◆ Exercise directions
Copy each of the records exactly.
◇ ◇ ◇ ◇ ◇ ◇ ◇
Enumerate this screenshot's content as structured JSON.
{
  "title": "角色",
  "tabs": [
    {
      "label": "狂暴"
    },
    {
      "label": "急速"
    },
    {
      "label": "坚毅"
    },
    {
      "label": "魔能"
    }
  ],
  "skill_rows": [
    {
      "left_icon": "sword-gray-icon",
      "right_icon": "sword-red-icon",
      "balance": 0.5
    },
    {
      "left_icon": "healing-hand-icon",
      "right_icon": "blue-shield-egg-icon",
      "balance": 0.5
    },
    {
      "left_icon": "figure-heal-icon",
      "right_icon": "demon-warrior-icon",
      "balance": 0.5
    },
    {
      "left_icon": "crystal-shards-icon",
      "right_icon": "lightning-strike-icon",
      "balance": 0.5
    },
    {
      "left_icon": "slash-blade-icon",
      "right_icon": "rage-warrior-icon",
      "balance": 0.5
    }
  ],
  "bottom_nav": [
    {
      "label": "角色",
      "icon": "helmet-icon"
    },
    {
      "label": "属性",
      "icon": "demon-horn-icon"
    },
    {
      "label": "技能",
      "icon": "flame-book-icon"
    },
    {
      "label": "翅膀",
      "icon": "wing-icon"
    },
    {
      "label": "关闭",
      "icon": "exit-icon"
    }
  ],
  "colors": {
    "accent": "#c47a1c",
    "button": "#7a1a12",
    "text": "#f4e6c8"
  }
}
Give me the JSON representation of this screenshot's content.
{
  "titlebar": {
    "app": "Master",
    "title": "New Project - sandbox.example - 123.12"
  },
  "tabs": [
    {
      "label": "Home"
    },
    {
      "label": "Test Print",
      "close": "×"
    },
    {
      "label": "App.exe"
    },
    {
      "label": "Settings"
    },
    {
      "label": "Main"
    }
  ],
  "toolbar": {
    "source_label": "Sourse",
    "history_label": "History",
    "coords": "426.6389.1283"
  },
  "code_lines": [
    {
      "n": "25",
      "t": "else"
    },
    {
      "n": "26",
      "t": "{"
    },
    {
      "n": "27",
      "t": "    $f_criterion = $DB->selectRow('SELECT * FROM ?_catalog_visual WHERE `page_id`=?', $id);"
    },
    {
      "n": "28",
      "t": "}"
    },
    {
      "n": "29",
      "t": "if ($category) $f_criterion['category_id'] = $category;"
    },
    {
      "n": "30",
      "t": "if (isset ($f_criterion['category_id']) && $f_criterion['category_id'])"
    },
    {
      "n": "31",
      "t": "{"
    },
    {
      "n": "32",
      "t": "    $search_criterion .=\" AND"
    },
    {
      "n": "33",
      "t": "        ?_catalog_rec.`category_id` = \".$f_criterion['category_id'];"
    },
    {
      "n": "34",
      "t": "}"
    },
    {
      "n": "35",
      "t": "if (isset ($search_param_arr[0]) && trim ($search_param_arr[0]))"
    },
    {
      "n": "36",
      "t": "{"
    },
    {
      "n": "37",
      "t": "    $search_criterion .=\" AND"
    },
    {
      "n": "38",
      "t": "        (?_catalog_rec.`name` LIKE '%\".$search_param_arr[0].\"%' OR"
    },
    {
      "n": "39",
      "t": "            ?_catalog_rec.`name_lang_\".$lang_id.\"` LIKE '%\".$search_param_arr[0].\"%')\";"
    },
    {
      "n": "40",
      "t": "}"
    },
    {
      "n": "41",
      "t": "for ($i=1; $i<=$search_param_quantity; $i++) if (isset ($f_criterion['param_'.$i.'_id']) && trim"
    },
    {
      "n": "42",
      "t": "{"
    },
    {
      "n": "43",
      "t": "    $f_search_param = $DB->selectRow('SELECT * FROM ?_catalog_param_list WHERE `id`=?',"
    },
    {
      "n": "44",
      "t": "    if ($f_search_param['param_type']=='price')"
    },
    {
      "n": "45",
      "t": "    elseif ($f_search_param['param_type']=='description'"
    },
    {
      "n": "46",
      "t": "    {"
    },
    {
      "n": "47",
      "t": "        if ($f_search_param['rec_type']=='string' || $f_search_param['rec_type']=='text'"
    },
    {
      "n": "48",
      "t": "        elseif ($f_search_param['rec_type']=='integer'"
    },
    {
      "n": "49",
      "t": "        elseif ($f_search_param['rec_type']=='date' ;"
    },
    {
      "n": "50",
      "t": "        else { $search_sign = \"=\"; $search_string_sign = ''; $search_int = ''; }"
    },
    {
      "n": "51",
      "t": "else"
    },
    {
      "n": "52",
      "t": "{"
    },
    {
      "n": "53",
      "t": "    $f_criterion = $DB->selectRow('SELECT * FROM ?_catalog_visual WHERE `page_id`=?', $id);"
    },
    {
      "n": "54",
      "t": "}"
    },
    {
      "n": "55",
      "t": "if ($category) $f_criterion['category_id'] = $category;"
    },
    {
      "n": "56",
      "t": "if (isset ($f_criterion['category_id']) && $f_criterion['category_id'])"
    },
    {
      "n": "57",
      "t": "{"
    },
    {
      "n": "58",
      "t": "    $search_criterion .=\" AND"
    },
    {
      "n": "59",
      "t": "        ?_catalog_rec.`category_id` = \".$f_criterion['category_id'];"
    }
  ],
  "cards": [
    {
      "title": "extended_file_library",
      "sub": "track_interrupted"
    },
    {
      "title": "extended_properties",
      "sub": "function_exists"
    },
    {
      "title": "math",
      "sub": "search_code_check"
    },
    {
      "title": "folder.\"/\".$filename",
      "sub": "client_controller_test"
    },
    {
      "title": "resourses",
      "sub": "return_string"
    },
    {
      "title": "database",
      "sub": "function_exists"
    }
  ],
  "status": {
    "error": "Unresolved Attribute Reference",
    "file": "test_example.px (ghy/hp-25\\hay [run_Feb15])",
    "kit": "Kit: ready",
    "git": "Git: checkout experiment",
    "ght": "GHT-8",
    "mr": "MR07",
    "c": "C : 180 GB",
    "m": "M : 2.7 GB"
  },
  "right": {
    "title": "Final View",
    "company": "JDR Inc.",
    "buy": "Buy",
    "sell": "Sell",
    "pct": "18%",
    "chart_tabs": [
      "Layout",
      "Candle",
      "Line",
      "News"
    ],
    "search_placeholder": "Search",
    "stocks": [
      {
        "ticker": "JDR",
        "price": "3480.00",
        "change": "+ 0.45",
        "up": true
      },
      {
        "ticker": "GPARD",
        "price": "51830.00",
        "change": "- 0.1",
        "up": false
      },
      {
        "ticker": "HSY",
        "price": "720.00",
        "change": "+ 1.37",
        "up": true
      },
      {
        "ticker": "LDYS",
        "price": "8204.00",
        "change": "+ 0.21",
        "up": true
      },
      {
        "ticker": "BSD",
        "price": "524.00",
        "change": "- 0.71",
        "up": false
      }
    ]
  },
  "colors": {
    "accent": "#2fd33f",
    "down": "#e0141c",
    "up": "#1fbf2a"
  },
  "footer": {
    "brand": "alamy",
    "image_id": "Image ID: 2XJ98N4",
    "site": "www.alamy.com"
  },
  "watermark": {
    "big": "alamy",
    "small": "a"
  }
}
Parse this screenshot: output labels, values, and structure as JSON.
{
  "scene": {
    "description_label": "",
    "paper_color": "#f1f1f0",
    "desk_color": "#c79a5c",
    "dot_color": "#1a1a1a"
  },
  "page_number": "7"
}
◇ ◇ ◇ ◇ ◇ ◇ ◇
◆ Expected output
Enumerate this screenshot's content as structured JSON.
{
  "title": "角色",
  "tabs": [
    {
      "label": "狂暴"
    },
    {
      "label": "急速"
    },
    {
      "label": "坚毅"
    },
    {
      "label": "魔能"
    }
  ],
  "skill_rows": [
    {
      "left_icon": "sword-gray-icon",
      "right_icon": "sword-red-icon",
      "balance": 0.5
    },
    {
      "left_icon": "healing-hand-icon",
      "right_icon": "blue-shield-egg-icon",
      "balance": 0.5
    },
    {
      "left_icon": "figure-heal-icon",
      "right_icon": "demon-warrior-icon",
      "balance": 0.5
    },
    {
      "left_icon": "crystal-shards-icon",
      "right_icon": "lightning-strike-icon",
      "balance": 0.5
    },
    {
      "left_icon": "slash-blade-icon",
      "right_icon": "rage-warrior-icon",
      "balance": 0.5
    }
  ],
  "bottom_nav": [
    {
      "label": "角色",
      "icon": "helmet-icon"
    },
    {
      "label": "属性",
      "icon": "demon-horn-icon"
    },
    {
      "label": "技能",
      "icon": "flame-book-icon"
    },
    {
      "label": "翅膀",
      "icon": "wing-icon"
    },
    {
      "label": "关闭",
      "icon": "exit-icon"
    }
  ],
  "colors": {
    "accent": "#c47a1c",
    "button": "#7a1a12",
    "text": "#f4e6c8"
  }
}
Give me the JSON representation of this screenshot's content.
{
  "titlebar": {
    "app": "Master",
    "title": "New Project - sandbox.example - 123.12"
  },
  "tabs": [
    {
      "label": "Home"
    },
    {
      "label": "Test Print",
      "close": "×"
    },
    {
      "label": "App.exe"
    },
    {
      "label": "Settings"
    },
    {
      "label": "Main"
    }
  ],
  "toolbar": {
    "source_label": "Sourse",
    "history_label": "History",
    "coords": "426.6389.1283"
  },
  "code_lines": [
    {
      "n": "25",
      "t": "else"
    },
    {
      "n": "26",
      "t": "{"
    },
    {
      "n": "27",
      "t": "    $f_criterion = $DB->selectRow('SELECT * FROM ?_catalog_visual WHERE `page_id`=?', $id);"
    },
    {
      "n": "28",
      "t": "}"
    },
    {
      "n": "29",
      "t": "if ($category) $f_criterion['category_id'] = $category;"
    },
    {
      "n": "30",
      "t": "if (isset ($f_criterion['category_id']) && $f_criterion['category_id'])"
    },
    {
      "n": "31",
      "t": "{"
    },
    {
      "n": "32",
      "t": "    $search_criterion .=\" AND"
    },
    {
      "n": "33",
      "t": "        ?_catalog_rec.`category_id` = \".$f_criterion['category_id'];"
    },
    {
      "n": "34",
      "t": "}"
    },
    {
      "n": "35",
      "t": "if (isset ($search_param_arr[0]) && trim ($search_param_arr[0]))"
    },
    {
      "n": "36",
      "t": "{"
    },
    {
      "n": "37",
      "t": "    $search_criterion .=\" AND"
    },
    {
      "n": "38",
      "t": "        (?_catalog_rec.`name` LIKE '%\".$search_param_arr[0].\"%' OR"
    },
    {
      "n": "39",
      "t": "            ?_catalog_rec.`name_lang_\".$lang_id.\"` LIKE '%\".$search_param_arr[0].\"%')\";"
    },
    {
      "n": "40",
      "t": "}"
    },
    {
      "n": "41",
      "t": "for ($i=1; $i<=$search_param_quantity; $i++) if (isset ($f_criterion['param_'.$i.'_id']) && trim"
    },
    {
      "n": "42",
      "t": "{"
    },
    {
      "n": "43",
      "t": "    $f_search_param = $DB->selectRow('SELECT * FROM ?_catalog_param_list WHERE `id`=?',"
    },
    {
      "n": "44",
      "t": "    if ($f_search_param['param_type']=='price')"
    },
    {
      "n": "45",
      "t": "    elseif ($f_search_param['param_type']=='description'"
    },
    {
      "n": "46",
      "t": "    {"
    },
    {
      "n": "47",
      "t": "        if ($f_search_param['rec_type']=='string' || $f_search_param['rec_type']=='text'"
    },
    {
      "n": "48",
      "t": "        elseif ($f_search_param['rec_type']=='integer'"
    },
    {
      "n": "49",
      "t": "        elseif ($f_search_param['rec_type']=='date' ;"
    },
    {
      "n": "50",
      "t": "        else { $search_sign = \"=\"; $search_string_sign = ''; $search_int = ''; }"
    },
    {
      "n": "51",
      "t": "else"
    },
    {
      "n": "52",
      "t": "{"
    },
    {
      "n": "53",
      "t": "    $f_criterion = $DB->selectRow('SELECT * FROM ?_catalog_visual WHERE `page_id`=?', $id);"
    },
    {
      "n": "54",
      "t": "}"
    },
    {
      "n": "55",
      "t": "if ($category) $f_criterion['category_id'] = $category;"
    },
    {
      "n": "56",
      "t": "if (isset ($f_criterion['category_id']) && $f_criterion['category_id'])"
    },
    {
      "n": "57",
      "t": "{"
    },
    {
      "n": "58",
      "t": "    $search_criterion .=\" AND"
    },
    {
      "n": "59",
      "t": "        ?_catalog_rec.`category_id` = \".$f_criterion['category_id'];"
    }
  ],
  "cards": [
    {
      "title": "extended_file_library",
      "sub": "track_interrupted"
    },
    {
      "title": "extended_properties",
      "sub": "function_exists"
    },
    {
      "title": "math",
      "sub": "search_code_check"
    },
    {
      "title": "folder.\"/\".$filename",
      "sub": "client_controller_test"
    },
    {
      "title": "resourses",
      "sub": "return_string"
    },
    {
      "title": "database",
      "sub": "function_exists"
    }
  ],
  "status": {
    "error": "Unresolved Attribute Reference",
    "file": "test_example.px (ghy/hp-25\\hay [run_Feb15])",
    "kit": "Kit: ready",
    "git": "Git: checkout experiment",
    "ght": "GHT-8",
    "mr": "MR07",
    "c": "C : 180 GB",
    "m": "M : 2.7 GB"
  },
  "right": {
    "title": "Final View",
    "company": "JDR Inc.",
    "buy": "Buy",
    "sell": "Sell",
    "pct": "18%",
    "chart_tabs": [
      "Layout",
      "Candle",
      "Line",
      "News"
    ],
    "search_placeholder": "Search",
    "stocks": [
      {
        "ticker": "JDR",
        "price": "3480.00",
        "change": "+ 0.45",
        "up": true
      },
      {
        "ticker": "GPARD",
        "price": "51830.00",
        "change": "- 0.1",
        "up": false
      },
      {
        "ticker": "HSY",
        "price": "720.00",
        "change": "+ 1.37",
        "up": true
      },
      {
        "ticker": "LDYS",
        "price": "8204.00",
        "change": "+ 0.21",
        "up": true
      },
      {
        "ticker": "BSD",
        "price": "524.00",
        "change": "- 0.71",
        "up": false
      }
    ]
  },
  "colors": {
    "accent": "#2fd33f",
    "down": "#e0141c",
    "up": "#1fbf2a"
  },
  "footer": {
    "brand": "alamy",
    "image_id": "Image ID: 2XJ98N4",
    "site": "www.alamy.com"
  },
  "watermark": {
    "big": "alamy",
    "small": "a"
  }
}
Parse this screenshot: output labels, values, and structure as JSON.
{
  "scene": {
    "description_label": "",
    "paper_color": "#f1f1f0",
    "desk_color": "#c79a5c",
    "dot_color": "#1a1a1a"
  },
  "page_number": "7"
}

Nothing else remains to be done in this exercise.